=== Source data ===
====
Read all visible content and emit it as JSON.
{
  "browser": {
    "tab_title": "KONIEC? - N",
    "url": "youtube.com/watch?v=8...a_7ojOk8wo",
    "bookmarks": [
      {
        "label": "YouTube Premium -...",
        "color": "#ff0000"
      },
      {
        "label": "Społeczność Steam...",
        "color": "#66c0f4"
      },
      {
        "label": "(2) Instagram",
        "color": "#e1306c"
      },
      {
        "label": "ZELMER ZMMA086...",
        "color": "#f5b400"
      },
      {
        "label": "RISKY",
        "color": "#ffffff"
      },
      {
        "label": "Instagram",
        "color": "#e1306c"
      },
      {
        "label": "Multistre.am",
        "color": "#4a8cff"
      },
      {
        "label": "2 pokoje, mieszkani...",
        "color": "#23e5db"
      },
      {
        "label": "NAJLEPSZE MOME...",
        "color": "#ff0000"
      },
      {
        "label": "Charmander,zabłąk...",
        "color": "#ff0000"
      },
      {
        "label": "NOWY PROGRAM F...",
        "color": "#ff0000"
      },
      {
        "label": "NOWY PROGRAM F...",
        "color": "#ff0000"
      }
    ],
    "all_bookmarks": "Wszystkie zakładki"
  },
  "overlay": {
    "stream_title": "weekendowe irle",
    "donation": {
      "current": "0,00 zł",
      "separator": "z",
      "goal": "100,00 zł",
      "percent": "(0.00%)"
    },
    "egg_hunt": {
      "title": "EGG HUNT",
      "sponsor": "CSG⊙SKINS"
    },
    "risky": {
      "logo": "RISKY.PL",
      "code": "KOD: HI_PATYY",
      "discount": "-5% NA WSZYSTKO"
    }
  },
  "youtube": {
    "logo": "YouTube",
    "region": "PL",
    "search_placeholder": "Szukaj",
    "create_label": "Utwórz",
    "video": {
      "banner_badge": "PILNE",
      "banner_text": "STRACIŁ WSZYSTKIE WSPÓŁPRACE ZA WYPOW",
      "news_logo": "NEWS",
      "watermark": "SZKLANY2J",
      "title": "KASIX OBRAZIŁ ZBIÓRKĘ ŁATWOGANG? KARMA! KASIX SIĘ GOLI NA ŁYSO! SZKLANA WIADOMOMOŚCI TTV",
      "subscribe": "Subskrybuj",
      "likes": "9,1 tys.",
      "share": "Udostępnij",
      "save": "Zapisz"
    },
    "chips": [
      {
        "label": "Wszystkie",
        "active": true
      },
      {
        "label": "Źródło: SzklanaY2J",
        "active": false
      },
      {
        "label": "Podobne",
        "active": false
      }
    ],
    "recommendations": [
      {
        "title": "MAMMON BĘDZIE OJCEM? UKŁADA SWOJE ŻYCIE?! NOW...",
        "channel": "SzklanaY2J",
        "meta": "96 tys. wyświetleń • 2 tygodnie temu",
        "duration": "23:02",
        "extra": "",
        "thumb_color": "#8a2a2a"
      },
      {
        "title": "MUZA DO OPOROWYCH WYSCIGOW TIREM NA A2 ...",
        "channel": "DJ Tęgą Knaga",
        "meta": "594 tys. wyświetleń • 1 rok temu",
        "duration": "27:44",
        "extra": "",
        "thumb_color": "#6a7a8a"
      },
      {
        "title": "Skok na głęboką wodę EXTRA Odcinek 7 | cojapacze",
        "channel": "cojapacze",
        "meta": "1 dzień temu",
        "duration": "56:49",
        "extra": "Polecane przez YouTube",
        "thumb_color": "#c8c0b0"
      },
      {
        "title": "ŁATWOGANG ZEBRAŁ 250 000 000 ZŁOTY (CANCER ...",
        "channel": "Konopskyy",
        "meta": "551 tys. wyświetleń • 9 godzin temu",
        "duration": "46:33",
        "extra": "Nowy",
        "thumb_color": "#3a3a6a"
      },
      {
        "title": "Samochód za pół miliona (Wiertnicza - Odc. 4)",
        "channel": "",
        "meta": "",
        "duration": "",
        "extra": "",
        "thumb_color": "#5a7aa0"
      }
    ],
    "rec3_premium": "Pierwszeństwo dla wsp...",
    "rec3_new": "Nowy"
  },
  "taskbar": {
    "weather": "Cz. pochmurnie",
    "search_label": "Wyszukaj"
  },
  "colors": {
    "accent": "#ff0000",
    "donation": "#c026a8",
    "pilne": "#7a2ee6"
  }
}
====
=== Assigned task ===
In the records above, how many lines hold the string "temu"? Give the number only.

=== Your response ===
4